Presidential Colloquium Speaker (Ana Navarro) on Postelection Response
Hira Humayun ’17
On Jan. 24, Republican strategist and political commentator Ana Navarro spoke at Smith as part of the presidential colloquia, a day after MSNBC’s Rachel Maddow spoke. The event began at 5:30 PM in JMG Hall and was followed by a Q&A session, open to students, faculty, five college community members and the general public.
Nicaragua-born American, Navarro has appeared on CNN, CNN en Español, ABC News, Telemundo and The View as a political commentator and on Tuesday, she offered the Smith community her take on the outcome of the presidential election and its implications.
“Like many other South Florida immigrants, I fled communism as a child, and it taught me early that elections matter, being engaged matters, being informed matters,” Navarro said. She explained her political affiliation in conjunction with her family background and where she grew up in South Florida and cited politicians from her party whom she admired and saw as “inclusive,” such as Florida congresswoman Ileana Ros-Lehtinen, whom Navarro cited to be “pro- immigration reform, pro- LGBTQ rights, pro- freedom.” She explained how her family fled communism and how Ronald Reagan’s support for that struggle “sealed the deal” for her. She went on to say, “I am proud to be a constituent of my Republican congresswoman and support her vehemently.”
Navarro, who had been part of John McCain’s 2008 campaign, stated her commitment to and belief in Republican values such as “a strong national defense and smaller governance.” She affirmed her belief in the two-party system and her belief that the country would be stronger if there was a bipartisan effort to address complex national issues. She supported a multitude of Republican candidates for the presidency before Trump became the Republican party. “I knew that even if he became the nominee of my party, I would never, ever, support Donald Trump.”

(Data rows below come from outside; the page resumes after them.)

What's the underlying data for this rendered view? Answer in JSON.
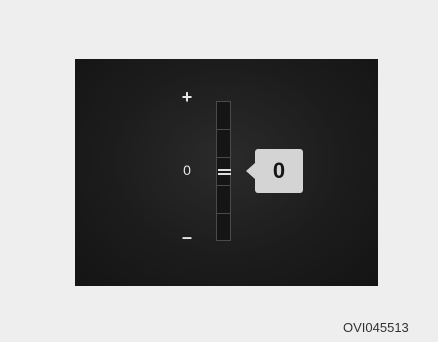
{
  "display": {
    "scale": {
      "plus_label": "+",
      "zero_label": "0",
      "minus_label": "–"
    },
    "current_value_label": "0",
    "level": 0
  },
  "figure_code": "OVI045513"
}
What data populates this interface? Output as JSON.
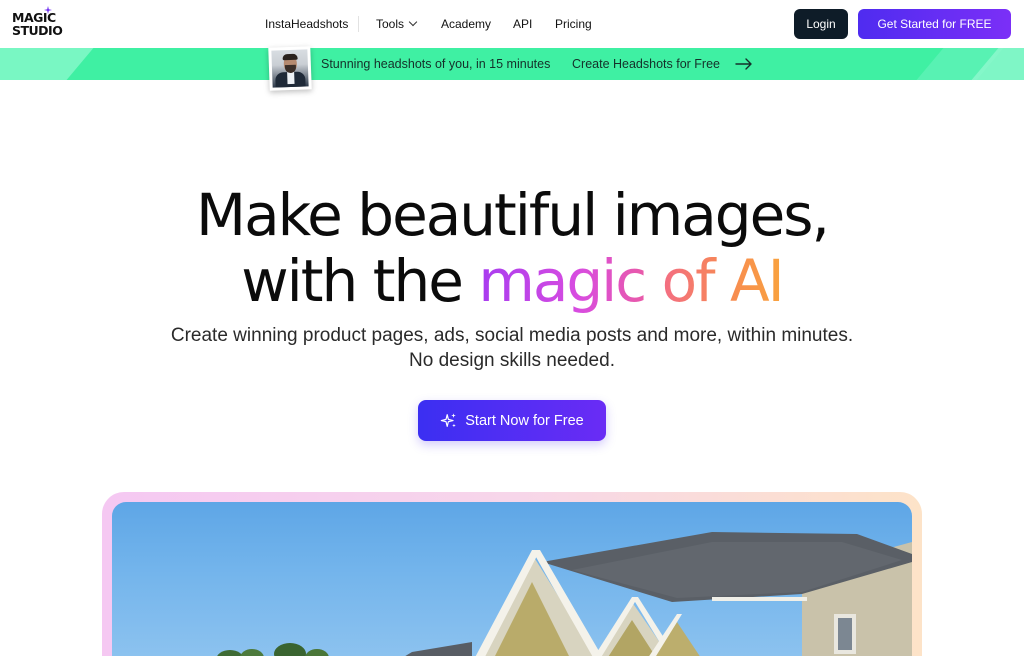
{
  "header": {
    "logo": {
      "line1": "MAGIC",
      "line2": "STUDIO"
    },
    "nav": {
      "instaheadshots": "InstaHeadshots",
      "tools": "Tools",
      "academy": "Academy",
      "api": "API",
      "pricing": "Pricing"
    },
    "login_label": "Login",
    "get_started_label": "Get Started for FREE"
  },
  "banner": {
    "text": "Stunning headshots of you, in 15 minutes",
    "cta": "Create Headshots for Free"
  },
  "hero": {
    "title_line1": "Make beautiful images,",
    "title_line2_prefix": "with the ",
    "title_magic": "magic",
    "title_of_ai": " of AI",
    "subtitle_line1": "Create winning product pages, ads, social media posts and more, within minutes.",
    "subtitle_line2": "No design skills needed.",
    "start_button_label": "Start Now for Free"
  },
  "colors": {
    "accent": "#4f2cf0",
    "banner": "#3ff0a3",
    "login_bg": "#0e1c28"
  },
  "icons": {
    "logo_star": "sparkle-star-icon",
    "nav_tools": "chevron-down-icon",
    "banner_cta": "arrow-right-icon",
    "start_button": "sparkles-icon"
  }
}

Navarro explained her aversion to the now president grew as he insulted the disabled, immigrants and politicians which she admired. She drew attention to Trump’s anti- immigrant rhetoric by citing his statements about US District Judge Gonzalo Curiel. “I refuse to have us divided by color and religion and class, I refuse to allow that to happen even if the person doing the questioning happens to be the president of the United States,” she said.
She then addressed the current situation now that President Trump has been sworn in and what to do in the situation where “you deeply respect the office of the presidency of the United States but you don’t respect the man holding that office.” She fervently listed all the problematic statements Trump had made which she would never forget, citing him as “despicable,” but also stated that now that he has taken office, “we don’t know what he will be like as president.” She went on to state the facts regarding the current administration, such as the lack of diversity and lack of Latino representation in his cabinet, unlike previous Republican presidents. She stressed the importance of diverse voices bringing unique perspectives and voices for debates, and as role models for young citizens.
President Trump, she explained, had made many promises during his campaign, some of which he will keep and others which he will not. Not knowing which would be carried through is a crucial concern for many people whose lives depended on such decisions, such as the Deferred Action for Childhood Arrivals (DACA) students- a particular group that Navarro has been very outspoken in her support for.
Navarro highlighted Trump’s lack of detailed policy proposals and that he now has to deal with a country that is polarized like never before. Trump entered office with the lowest approval rate of any recent incoming president, the Women’s Marches that his presidency incited were also the subject of much of Navarro’s hope for the country. She drew attention to the fact that being able to protest on such a large scale was a right afforded to Americans that people in many other countries do not have. “This is the right way to send a strong message,” she said as she urged the audience to celebrate living in a country with over 240 years of democracy. “We live in a country where the presidency has been handed down from one person to another 45 times without bullets, without war.”
“In this country we have the right to vote, to democratically elect our leaders and we have the right to protest those leaders,” she said. Expressing her appreciation for the Women’s Marches and the public’s ability to mobilize, Navarro urged the audience to organize and speak up if they are unhappy with the government at any level.
“For me our biggest problem is the political balkanization for America; we are such a polarized nation,” she said. She pressed upon the need to be more tolerant of different points of view, the need to exercise one’s right to free speech and to protest. She concluded by emphasizing that those with different viewpoints also have the same rights. “That one little thing is the magic of the United States of America.”
“I enjoyed hearing a different perspective on the election than what I’m accustomed to from my circles both at home and at Smith,” said Katie Buie ’17.
“Ana Navarro gave a frank account of how her life experiences informed her political alignment,” said Dwight Hamilton, vice president for Inclusion, Diversity and Equity. “Ms. Navarro articulated her political philosophy and did so in a way that didn’t call into question people’s right to exist based on their identity. This is rare in today’s political discourse. The Smith community isn’t scared of ideas. I appreciated that she was eager to receive questions from the audience and the Smith community, as usual, asked excellent ones.”